═════ Data to process

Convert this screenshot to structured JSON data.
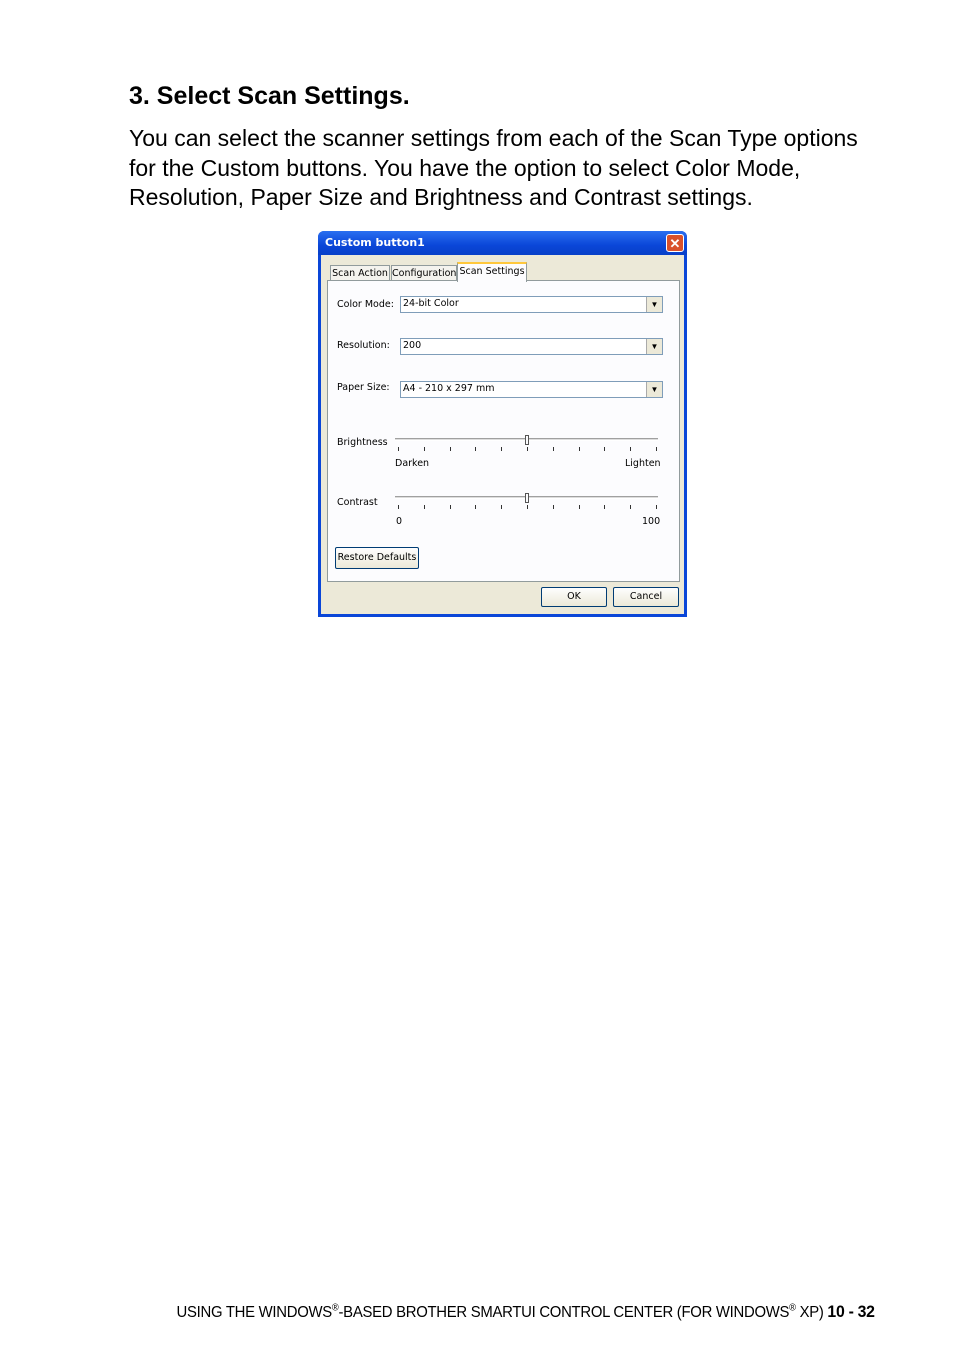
{
  "doc": {
    "heading": "3. Select Scan Settings.",
    "intro": "You can select the scanner settings from each of the Scan Type options for the Custom buttons. You have the option to select Color Mode, Resolution, Paper Size and Brightness and Contrast settings."
  },
  "dialog": {
    "title": "Custom button1",
    "close_glyph": "✕",
    "tabs": [
      "Scan Action",
      "Configuration",
      "Scan Settings"
    ],
    "active_tab": "Scan Settings",
    "color_mode": {
      "label": "Color Mode:",
      "value": "24-bit Color"
    },
    "resolution": {
      "label": "Resolution:",
      "value": "200"
    },
    "paper_size": {
      "label": "Paper Size:",
      "value": "A4 - 210 x 297 mm"
    },
    "dropdown_arrow": "▼",
    "brightness": {
      "label": "Brightness",
      "min_label": "Darken",
      "max_label": "Lighten",
      "level_percent": 50
    },
    "contrast": {
      "label": "Contrast",
      "min_label": "0",
      "max_label": "100",
      "level_percent": 50
    },
    "restore_defaults": "Restore Defaults",
    "ok": "OK",
    "cancel": "Cancel"
  },
  "footer": {
    "text_a": "USING THE WINDOWS",
    "reg1": "®",
    "text_b": "-BASED BROTHER SMARTUI CONTROL CENTER (FOR WINDOWS",
    "reg2": "®",
    "text_c": " XP) ",
    "page": "10 - 32"
  },
  "colors": {
    "titlebar": "#0a46d8",
    "dialog_bg": "#ece9d8",
    "tab_highlight": "#ffc83c",
    "close_button": "#d9512c"
  }
}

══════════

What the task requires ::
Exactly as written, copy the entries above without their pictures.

Answer area ::
Convert this screenshot to structured JSON data.
{
  "doc": {
    "heading": "3. Select Scan Settings.",
    "intro": "You can select the scanner settings from each of the Scan Type options for the Custom buttons. You have the option to select Color Mode, Resolution, Paper Size and Brightness and Contrast settings."
  },
  "dialog": {
    "title": "Custom button1",
    "close_glyph": "✕",
    "tabs": [
      "Scan Action",
      "Configuration",
      "Scan Settings"
    ],
    "active_tab": "Scan Settings",
    "color_mode": {
      "label": "Color Mode:",
      "value": "24-bit Color"
    },
    "resolution": {
      "label": "Resolution:",
      "value": "200"
    },
    "paper_size": {
      "label": "Paper Size:",
      "value": "A4 - 210 x 297 mm"
    },
    "dropdown_arrow": "▼",
    "brightness": {
      "label": "Brightness",
      "min_label": "Darken",
      "max_label": "Lighten",
      "level_percent": 50
    },
    "contrast": {
      "label": "Contrast",
      "min_label": "0",
      "max_label": "100",
      "level_percent": 50
    },
    "restore_defaults": "Restore Defaults",
    "ok": "OK",
    "cancel": "Cancel"
  },
  "footer": {
    "text_a": "USING THE WINDOWS",
    "reg1": "®",
    "text_b": "-BASED BROTHER SMARTUI CONTROL CENTER (FOR WINDOWS",
    "reg2": "®",
    "text_c": " XP) ",
    "page": "10 - 32"
  },
  "colors": {
    "titlebar": "#0a46d8",
    "dialog_bg": "#ece9d8",
    "tab_highlight": "#ffc83c",
    "close_button": "#d9512c"
  }
}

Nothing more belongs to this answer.